> [WHAT THE TASK REQUIRES]
In the listing below, identify each line with the word "business" and return those lines.

> [SOURCE DATA]

────────────────────────────────────────

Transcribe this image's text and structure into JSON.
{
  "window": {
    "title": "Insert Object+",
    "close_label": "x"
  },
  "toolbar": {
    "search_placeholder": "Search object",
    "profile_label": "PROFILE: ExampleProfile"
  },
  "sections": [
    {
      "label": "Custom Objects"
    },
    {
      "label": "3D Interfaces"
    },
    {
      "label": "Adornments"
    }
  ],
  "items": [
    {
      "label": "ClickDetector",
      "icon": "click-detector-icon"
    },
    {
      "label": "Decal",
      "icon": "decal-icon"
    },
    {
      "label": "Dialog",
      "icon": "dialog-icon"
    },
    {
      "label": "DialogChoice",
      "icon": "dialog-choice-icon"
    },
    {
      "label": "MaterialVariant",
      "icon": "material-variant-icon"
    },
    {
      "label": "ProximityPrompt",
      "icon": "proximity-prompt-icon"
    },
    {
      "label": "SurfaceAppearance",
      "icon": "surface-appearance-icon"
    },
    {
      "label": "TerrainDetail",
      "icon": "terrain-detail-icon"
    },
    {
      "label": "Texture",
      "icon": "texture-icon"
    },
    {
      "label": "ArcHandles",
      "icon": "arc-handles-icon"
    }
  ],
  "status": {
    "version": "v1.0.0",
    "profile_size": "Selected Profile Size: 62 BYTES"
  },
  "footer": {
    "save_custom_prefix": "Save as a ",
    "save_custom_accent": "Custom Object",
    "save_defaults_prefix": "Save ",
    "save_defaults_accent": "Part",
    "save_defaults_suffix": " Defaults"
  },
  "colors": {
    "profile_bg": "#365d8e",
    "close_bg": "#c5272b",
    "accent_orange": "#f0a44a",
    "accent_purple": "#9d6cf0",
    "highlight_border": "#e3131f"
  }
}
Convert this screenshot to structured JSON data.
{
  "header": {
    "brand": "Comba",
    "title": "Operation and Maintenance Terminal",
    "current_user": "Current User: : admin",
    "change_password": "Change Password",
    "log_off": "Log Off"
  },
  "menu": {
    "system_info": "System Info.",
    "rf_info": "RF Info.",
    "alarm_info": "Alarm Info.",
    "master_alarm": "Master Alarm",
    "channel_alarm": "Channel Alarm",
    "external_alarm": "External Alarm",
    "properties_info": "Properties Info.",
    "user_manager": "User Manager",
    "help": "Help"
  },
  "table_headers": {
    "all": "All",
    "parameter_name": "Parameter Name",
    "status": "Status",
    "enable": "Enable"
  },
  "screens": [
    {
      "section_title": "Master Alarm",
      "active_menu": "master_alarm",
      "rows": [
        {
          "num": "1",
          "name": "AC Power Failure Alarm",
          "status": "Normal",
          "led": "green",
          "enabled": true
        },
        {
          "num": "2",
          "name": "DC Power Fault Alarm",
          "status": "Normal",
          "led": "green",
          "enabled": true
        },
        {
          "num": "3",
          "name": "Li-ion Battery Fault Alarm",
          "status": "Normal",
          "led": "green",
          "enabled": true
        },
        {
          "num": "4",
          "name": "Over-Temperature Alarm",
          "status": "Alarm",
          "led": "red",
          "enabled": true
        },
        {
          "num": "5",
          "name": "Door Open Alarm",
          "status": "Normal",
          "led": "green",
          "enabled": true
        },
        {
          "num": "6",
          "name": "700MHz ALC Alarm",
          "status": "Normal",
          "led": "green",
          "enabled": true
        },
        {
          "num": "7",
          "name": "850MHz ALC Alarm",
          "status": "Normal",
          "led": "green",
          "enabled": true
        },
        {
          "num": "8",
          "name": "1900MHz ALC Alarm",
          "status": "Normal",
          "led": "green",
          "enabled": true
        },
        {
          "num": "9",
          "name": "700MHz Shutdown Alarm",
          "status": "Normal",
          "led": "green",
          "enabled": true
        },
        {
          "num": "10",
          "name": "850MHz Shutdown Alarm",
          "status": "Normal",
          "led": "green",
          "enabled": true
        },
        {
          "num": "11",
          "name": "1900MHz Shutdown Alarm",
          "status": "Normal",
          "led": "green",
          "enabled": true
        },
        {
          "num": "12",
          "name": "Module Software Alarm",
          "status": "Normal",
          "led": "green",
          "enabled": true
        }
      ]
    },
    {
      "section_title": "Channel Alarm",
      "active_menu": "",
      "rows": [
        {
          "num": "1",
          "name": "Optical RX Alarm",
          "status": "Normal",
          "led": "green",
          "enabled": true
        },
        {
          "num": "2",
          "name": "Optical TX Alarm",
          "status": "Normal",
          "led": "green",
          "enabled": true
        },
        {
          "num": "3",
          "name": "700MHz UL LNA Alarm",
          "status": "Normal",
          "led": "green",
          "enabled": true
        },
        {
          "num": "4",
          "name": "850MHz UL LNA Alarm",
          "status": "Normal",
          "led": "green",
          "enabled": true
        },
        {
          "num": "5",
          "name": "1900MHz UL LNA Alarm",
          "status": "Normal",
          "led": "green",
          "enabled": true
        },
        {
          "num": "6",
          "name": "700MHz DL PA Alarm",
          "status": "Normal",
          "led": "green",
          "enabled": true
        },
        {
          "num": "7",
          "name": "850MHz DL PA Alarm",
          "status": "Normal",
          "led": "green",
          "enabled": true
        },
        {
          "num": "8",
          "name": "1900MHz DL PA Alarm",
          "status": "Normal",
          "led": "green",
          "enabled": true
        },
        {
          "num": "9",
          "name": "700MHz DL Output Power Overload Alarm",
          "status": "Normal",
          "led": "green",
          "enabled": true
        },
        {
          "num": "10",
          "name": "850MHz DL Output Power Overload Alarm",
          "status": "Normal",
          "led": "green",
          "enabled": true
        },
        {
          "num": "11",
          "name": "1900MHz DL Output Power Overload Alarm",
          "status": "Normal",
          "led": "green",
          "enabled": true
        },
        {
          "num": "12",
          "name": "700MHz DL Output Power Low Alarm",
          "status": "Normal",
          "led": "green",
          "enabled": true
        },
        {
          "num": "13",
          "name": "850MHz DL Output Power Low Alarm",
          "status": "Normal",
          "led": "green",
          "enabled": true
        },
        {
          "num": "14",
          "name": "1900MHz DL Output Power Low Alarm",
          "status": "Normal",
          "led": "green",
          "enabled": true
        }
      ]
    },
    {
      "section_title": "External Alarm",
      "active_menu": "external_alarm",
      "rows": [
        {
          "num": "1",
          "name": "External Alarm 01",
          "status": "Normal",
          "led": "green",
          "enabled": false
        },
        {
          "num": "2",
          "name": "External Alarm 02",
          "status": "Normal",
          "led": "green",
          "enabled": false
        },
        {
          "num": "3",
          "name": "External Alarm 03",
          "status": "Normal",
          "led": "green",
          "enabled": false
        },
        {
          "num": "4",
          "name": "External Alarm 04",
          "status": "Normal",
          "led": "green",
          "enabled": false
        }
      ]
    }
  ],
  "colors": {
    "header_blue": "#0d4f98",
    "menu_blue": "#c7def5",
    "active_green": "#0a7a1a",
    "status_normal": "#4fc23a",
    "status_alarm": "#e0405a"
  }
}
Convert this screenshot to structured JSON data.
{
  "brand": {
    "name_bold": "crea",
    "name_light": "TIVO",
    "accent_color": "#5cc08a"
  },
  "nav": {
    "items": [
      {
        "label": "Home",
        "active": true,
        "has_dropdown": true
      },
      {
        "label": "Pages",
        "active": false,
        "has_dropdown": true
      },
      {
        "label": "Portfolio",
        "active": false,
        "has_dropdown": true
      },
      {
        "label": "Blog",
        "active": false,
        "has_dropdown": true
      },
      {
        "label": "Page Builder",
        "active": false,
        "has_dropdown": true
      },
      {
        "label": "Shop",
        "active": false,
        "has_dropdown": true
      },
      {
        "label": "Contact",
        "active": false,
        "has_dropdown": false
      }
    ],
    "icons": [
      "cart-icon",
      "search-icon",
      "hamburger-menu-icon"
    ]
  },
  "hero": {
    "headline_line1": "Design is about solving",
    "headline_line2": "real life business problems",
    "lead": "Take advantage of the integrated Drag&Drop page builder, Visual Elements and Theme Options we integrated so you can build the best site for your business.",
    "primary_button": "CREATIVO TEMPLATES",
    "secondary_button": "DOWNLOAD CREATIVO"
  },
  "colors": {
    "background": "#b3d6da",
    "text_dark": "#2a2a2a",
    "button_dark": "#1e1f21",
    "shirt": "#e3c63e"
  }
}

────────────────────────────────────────

> [RESULT]
    "headline_line2": "real life business problems",
    "lead": "Take advantage of the integrated Drag&Drop page builder, Visual Elements and Theme Options we integrated so you can build the best site for your business.",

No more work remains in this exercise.